BEGIN

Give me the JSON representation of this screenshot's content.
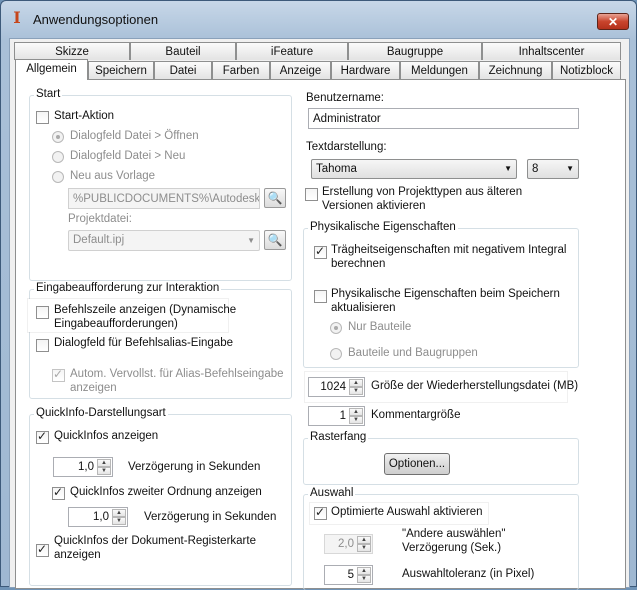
{
  "window": {
    "title": "Anwendungsoptionen",
    "close_glyph": "✕"
  },
  "tabs_top": [
    "Skizze",
    "Bauteil",
    "iFeature",
    "Baugruppe",
    "Inhaltscenter"
  ],
  "tabs_bottom": [
    "Allgemein",
    "Speichern",
    "Datei",
    "Farben",
    "Anzeige",
    "Hardware",
    "Meldungen",
    "Zeichnung",
    "Notizblock"
  ],
  "start": {
    "title": "Start",
    "start_action": "Start-Aktion",
    "radio_open": "Dialogfeld Datei > Öffnen",
    "radio_new": "Dialogfeld Datei > Neu",
    "radio_template": "Neu aus Vorlage",
    "template_path": "%PUBLICDOCUMENTS%\\Autodesk\\Inv",
    "project_label": "Projektdatei:",
    "project_value": "Default.ipj"
  },
  "prompt": {
    "title": "Eingabeaufforderung zur Interaktion",
    "cmdline_1": "Befehlszeile anzeigen (Dynamische",
    "cmdline_2": "Eingabeaufforderungen)",
    "alias_dialog": "Dialogfeld für Befehlsalias-Eingabe",
    "autocomplete_1": "Autom. Vervollst. für Alias-Befehlseingabe",
    "autocomplete_2": "anzeigen"
  },
  "quickinfo": {
    "title": "QuickInfo-Darstellungsart",
    "show": "QuickInfos anzeigen",
    "delay_value": "1,0",
    "delay_label": "Verzögerung in Sekunden",
    "second_show": "QuickInfos zweiter Ordnung anzeigen",
    "second_delay_value": "1,0",
    "second_delay_label": "Verzögerung in Sekunden",
    "doc_tab_1": "QuickInfos der Dokument-Registerkarte",
    "doc_tab_2": "anzeigen"
  },
  "right": {
    "username_label": "Benutzername:",
    "username_value": "Administrator",
    "text_label": "Textdarstellung:",
    "font_value": "Tahoma",
    "size_value": "8",
    "legacy_1": "Erstellung von Projekttypen aus älteren",
    "legacy_2": "Versionen aktivieren",
    "undo_value": "1024",
    "undo_label": "Größe der Wiederherstellungsdatei (MB)",
    "comment_value": "1",
    "comment_label": "Kommentargröße"
  },
  "physical": {
    "title": "Physikalische Eigenschaften",
    "inertia_1": "Trägheitseigenschaften mit negativem Integral",
    "inertia_2": "berechnen",
    "update_1": "Physikalische Eigenschaften beim Speichern",
    "update_2": "aktualisieren",
    "parts_only": "Nur Bauteile",
    "parts_assemblies": "Bauteile und Baugruppen"
  },
  "snap": {
    "title": "Rasterfang",
    "options_button": "Optionen..."
  },
  "selection": {
    "title": "Auswahl",
    "optimized": "Optimierte Auswahl aktivieren",
    "other_value": "2,0",
    "other_label_1": "\"Andere auswählen\"",
    "other_label_2": "Verzögerung (Sek.)",
    "tolerance_value": "5",
    "tolerance_label": "Auswahltoleranz (in Pixel)"
  }
}
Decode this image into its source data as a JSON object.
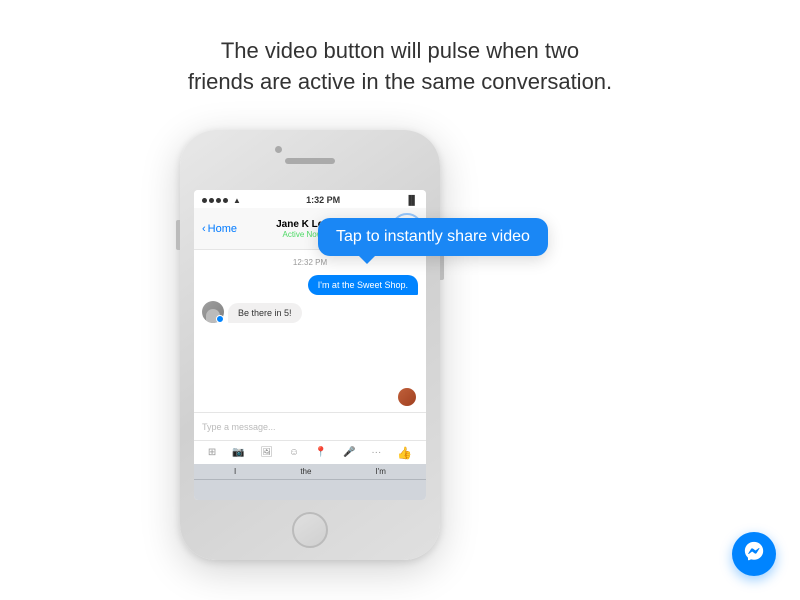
{
  "heading": {
    "line1": "The video button will pulse when two",
    "line2": "friends are active in the same conversation."
  },
  "tooltip": {
    "text": "Tap to instantly share video"
  },
  "phone": {
    "statusBar": {
      "dots": 4,
      "time": "1:32 PM"
    },
    "navBar": {
      "backLabel": "Home",
      "contactName": "Jane K Lee",
      "contactStatus": "Active Now",
      "phoneIcon": "📞",
      "videoIcon": "📹"
    },
    "chat": {
      "timestamp": "12:32 PM",
      "messages": [
        {
          "type": "outgoing",
          "text": "I'm at the Sweet Shop."
        },
        {
          "type": "incoming",
          "text": "Be there in 5!"
        }
      ]
    },
    "inputBar": {
      "placeholder": "Type a message..."
    },
    "keyboard": {
      "suggestions": [
        "I",
        "the",
        "I'm"
      ]
    }
  },
  "fab": {
    "label": "Messenger"
  }
}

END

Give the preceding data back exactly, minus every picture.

• **Problem solution**:
Give me the JSON representation of this screenshot's content.
{
  "window": {
    "title": "Anwendungsoptionen",
    "close_glyph": "✕"
  },
  "tabs_top": [
    "Skizze",
    "Bauteil",
    "iFeature",
    "Baugruppe",
    "Inhaltscenter"
  ],
  "tabs_bottom": [
    "Allgemein",
    "Speichern",
    "Datei",
    "Farben",
    "Anzeige",
    "Hardware",
    "Meldungen",
    "Zeichnung",
    "Notizblock"
  ],
  "start": {
    "title": "Start",
    "start_action": "Start-Aktion",
    "radio_open": "Dialogfeld Datei > Öffnen",
    "radio_new": "Dialogfeld Datei > Neu",
    "radio_template": "Neu aus Vorlage",
    "template_path": "%PUBLICDOCUMENTS%\\Autodesk\\Inv",
    "project_label": "Projektdatei:",
    "project_value": "Default.ipj"
  },
  "prompt": {
    "title": "Eingabeaufforderung zur Interaktion",
    "cmdline_1": "Befehlszeile anzeigen (Dynamische",
    "cmdline_2": "Eingabeaufforderungen)",
    "alias_dialog": "Dialogfeld für Befehlsalias-Eingabe",
    "autocomplete_1": "Autom. Vervollst. für Alias-Befehlseingabe",
    "autocomplete_2": "anzeigen"
  },
  "quickinfo": {
    "title": "QuickInfo-Darstellungsart",
    "show": "QuickInfos anzeigen",
    "delay_value": "1,0",
    "delay_label": "Verzögerung in Sekunden",
    "second_show": "QuickInfos zweiter Ordnung anzeigen",
    "second_delay_value": "1,0",
    "second_delay_label": "Verzögerung in Sekunden",
    "doc_tab_1": "QuickInfos der Dokument-Registerkarte",
    "doc_tab_2": "anzeigen"
  },
  "right": {
    "username_label": "Benutzername:",
    "username_value": "Administrator",
    "text_label": "Textdarstellung:",
    "font_value": "Tahoma",
    "size_value": "8",
    "legacy_1": "Erstellung von Projekttypen aus älteren",
    "legacy_2": "Versionen aktivieren",
    "undo_value": "1024",
    "undo_label": "Größe der Wiederherstellungsdatei (MB)",
    "comment_value": "1",
    "comment_label": "Kommentargröße"
  },
  "physical": {
    "title": "Physikalische Eigenschaften",
    "inertia_1": "Trägheitseigenschaften mit negativem Integral",
    "inertia_2": "berechnen",
    "update_1": "Physikalische Eigenschaften beim Speichern",
    "update_2": "aktualisieren",
    "parts_only": "Nur Bauteile",
    "parts_assemblies": "Bauteile und Baugruppen"
  },
  "snap": {
    "title": "Rasterfang",
    "options_button": "Optionen..."
  },
  "selection": {
    "title": "Auswahl",
    "optimized": "Optimierte Auswahl aktivieren",
    "other_value": "2,0",
    "other_label_1": "\"Andere auswählen\"",
    "other_label_2": "Verzögerung (Sek.)",
    "tolerance_value": "5",
    "tolerance_label": "Auswahltoleranz (in Pixel)"
  }
}
Decode this image into its source data as a JSON object.
{
  "heading": {
    "line1": "The video button will pulse when two",
    "line2": "friends are active in the same conversation."
  },
  "tooltip": {
    "text": "Tap to instantly share video"
  },
  "phone": {
    "statusBar": {
      "dots": 4,
      "time": "1:32 PM"
    },
    "navBar": {
      "backLabel": "Home",
      "contactName": "Jane K Lee",
      "contactStatus": "Active Now",
      "phoneIcon": "📞",
      "videoIcon": "📹"
    },
    "chat": {
      "timestamp": "12:32 PM",
      "messages": [
        {
          "type": "outgoing",
          "text": "I'm at the Sweet Shop."
        },
        {
          "type": "incoming",
          "text": "Be there in 5!"
        }
      ]
    },
    "inputBar": {
      "placeholder": "Type a message..."
    },
    "keyboard": {
      "suggestions": [
        "I",
        "the",
        "I'm"
      ]
    }
  },
  "fab": {
    "label": "Messenger"
  }
}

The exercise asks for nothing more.